By Contributing Writer, Kim Doebler
I have often struggled with the exercise craze that seems to have overtaken our country. It seems so consuming for many, even like an addiction. Then I look around me at the super market and I see the other side of the coin. There is so much obesity and so many overweight people that it is almost rare to see a “thin” person.
Where does the Bible talk about exercising for an hour, five days a week? What does the Bible say is the healthiest weight?
What do I teach my children about exercise and weight control?
I haven’t found a work-out plan in the Bible, but I am convinced it is because in Biblical times their lives were so physical they didn’t need to go to the gym to break a sweat. More than pointing my children to the perfect workout routine, I am pointing them toward working hard. Hard, physical work will keep them fit, as well as accomplishing a task – unlike walking in place for an hour.
“It is good for a man to work hard in his youth.” Lamentations 3: 27
This was our number one reason for wanting to move to the country. It can be difficult to create physical work for children to do in the city. We wanted our children to learn to work hard, and the country allows us to accomplish that.
Working hard is the heart, but at times we may still need to slip in an exercise video to up our activity. There are seasons when physical work is hard to come by. Pointing our children to activity will push out laziness that leads to all kinds of trouble.
Exercise is good. We are to care for our bodies; they are the temple of the Holy Spirit. Yet, it is easy to go to the extreme even with good things. As a rule, we want to help our children not have anything have too big of a hold on their lives. Whether it is exercise, book reading, cleaning, cooking, hygiene, add any other good thing, we must not allow them to become addictions that our children cannot live without.
There are two overweight people I remember being mentioned in the Bible. The pounds they weighed are not mentioned, just that they were “fat” and “heavy.”
Judges 3: 17, 19-23 “He presented the tribute to Eglon king of Moab, who was a very fat man.” “At the idols near Gilgal he himself turned back and said, ‘I have a secret message for you, O king.’ The king said, ‘Quiet!’ And all his attendants left him. Ehud the approached him while he was sitting alone in the upper room of his summer palace …..As the king rose from his seat Ehud reached with his left hand drew the sword from his right thigh and plunged it into the king’s belly. Even the handle sank in after the blade, which came out his back. Ehud did not pull the sword out, and the fat closed in over it.”
King Eglon gave into “a secret message;” he wanted to indulge his senses with a secret especially for him, and it cost him his life. This king was also use to being pampered; he was “sitting alone in the upper room of his summer palace.” His summer palace infers there is at least a winter palace, perhaps even a spring and fall palace. Indulgence had become his down fall.
I Samuel 4: 18 “When he mentioned the ark of God, Eli fell backward off is chair by the side of the gate. His neck was broken and he died, for he was an old man and heavy. He had led Israel forty years.”

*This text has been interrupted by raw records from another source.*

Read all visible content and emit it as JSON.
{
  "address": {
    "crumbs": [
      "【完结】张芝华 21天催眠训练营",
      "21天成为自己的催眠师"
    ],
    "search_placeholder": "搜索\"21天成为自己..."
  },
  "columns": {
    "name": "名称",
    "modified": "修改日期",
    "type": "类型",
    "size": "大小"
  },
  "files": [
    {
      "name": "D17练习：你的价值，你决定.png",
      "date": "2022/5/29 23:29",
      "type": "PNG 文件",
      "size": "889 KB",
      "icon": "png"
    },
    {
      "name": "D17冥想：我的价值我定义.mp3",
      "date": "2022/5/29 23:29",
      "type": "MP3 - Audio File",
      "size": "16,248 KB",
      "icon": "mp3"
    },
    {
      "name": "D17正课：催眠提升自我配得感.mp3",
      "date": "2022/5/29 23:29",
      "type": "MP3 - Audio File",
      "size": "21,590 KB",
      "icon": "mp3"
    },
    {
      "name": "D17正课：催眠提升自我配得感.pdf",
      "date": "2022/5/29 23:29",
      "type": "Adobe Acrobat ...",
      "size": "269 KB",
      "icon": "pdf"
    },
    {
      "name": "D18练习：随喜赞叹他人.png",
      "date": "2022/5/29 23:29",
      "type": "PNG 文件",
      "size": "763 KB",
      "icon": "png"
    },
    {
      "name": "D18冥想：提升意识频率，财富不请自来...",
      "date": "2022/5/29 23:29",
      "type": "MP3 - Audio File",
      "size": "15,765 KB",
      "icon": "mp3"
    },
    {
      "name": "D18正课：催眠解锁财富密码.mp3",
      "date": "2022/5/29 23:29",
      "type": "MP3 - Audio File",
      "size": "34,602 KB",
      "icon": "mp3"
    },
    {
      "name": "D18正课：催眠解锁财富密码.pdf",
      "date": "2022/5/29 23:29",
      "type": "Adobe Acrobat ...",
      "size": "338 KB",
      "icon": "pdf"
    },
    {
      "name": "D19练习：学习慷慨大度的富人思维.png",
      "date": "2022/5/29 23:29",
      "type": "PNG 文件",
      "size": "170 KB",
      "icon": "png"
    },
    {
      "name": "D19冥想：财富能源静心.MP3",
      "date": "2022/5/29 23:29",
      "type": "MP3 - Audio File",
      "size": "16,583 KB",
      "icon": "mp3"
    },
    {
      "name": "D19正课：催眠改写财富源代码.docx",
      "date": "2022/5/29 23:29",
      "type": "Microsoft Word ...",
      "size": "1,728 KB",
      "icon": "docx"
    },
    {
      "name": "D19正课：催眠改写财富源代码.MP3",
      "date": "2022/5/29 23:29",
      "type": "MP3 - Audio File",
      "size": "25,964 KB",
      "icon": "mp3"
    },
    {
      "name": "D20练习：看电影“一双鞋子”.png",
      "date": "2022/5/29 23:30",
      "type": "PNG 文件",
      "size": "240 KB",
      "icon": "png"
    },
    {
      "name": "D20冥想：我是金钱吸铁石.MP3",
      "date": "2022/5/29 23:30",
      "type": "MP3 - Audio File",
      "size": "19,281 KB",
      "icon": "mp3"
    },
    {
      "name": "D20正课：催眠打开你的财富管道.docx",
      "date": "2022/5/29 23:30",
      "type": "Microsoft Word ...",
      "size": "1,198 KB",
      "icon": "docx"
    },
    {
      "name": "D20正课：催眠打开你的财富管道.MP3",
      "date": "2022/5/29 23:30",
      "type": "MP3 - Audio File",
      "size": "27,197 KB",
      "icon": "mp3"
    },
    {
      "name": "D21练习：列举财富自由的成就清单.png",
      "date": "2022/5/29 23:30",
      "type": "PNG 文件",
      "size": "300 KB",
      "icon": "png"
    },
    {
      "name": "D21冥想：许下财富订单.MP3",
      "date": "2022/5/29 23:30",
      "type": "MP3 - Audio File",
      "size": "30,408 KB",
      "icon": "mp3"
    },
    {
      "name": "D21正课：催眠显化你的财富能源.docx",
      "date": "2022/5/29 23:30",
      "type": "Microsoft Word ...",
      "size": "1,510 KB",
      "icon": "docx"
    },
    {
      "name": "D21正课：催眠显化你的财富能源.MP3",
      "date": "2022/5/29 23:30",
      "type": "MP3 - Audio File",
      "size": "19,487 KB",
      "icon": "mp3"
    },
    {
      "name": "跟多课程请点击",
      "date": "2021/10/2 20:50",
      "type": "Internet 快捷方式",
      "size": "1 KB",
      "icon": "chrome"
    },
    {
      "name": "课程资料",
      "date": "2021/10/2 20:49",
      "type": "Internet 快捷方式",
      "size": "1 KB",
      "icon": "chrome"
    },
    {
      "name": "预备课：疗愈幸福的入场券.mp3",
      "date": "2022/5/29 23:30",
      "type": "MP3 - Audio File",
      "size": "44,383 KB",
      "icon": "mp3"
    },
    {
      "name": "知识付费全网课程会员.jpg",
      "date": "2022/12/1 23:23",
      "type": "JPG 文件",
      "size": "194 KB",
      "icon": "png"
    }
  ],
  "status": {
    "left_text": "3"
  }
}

Eli did not have enough self-control to control his own sons. They were priests, yet “Eli’s sons were wicked men; they had no regard for the Lord.” (I Samuel 2: 12) He talked to them and asked, “Why do you do such things?” (I Samuel 2: 23) Yet, he lacked enough backbone or discipline to demand change or obedience from his sons. “His sons, however, did not listen to their father’s rebuke,” (I Samuel 2: 25)
Their weight was evidence of their self indulgence and lack of self control. Being overweight was only a symptom of not having self-control. Their lack of self-control effected many areas of their lives. Instead of demanding a certain number of pushups or the counting of calories, I am going to point my children to have all-around self-control. Gluttony is self-indulgence, so a life built around self-control will not be marked by eating too much.
“It (the grace of God) teaches us to say ‘no’ to ungodliness and worldly passions, and to live self-controlled, upright and godly lives in this present age,” Titus 2:12
Self-control does not come naturally. Even the above verse says “teaches us to live self-controlled.” We must teach our children to have self-control when it comes to eating. If left to themselves they will choose what tastes good, which most often means what is unhealthy. In order to control our selves we must know what the “right” choices are.
I will guide our children by informing them of why we serve vegetables at every meal, showing them what is in processed food, and explaining how empty junk food is of nutritional value. This information will give them the wisdom they need to make good food choices.
Balance is a goal. We are teaching them to eat to live while not becoming a food Nazi for other people. Having food knowledge allows freedom to eat a treat without letting treats become a main stay. When my children’s lives are guided by character, the character will keep them from any extremes.
The best exercise plan is hard work, and the best diet plan is self-control.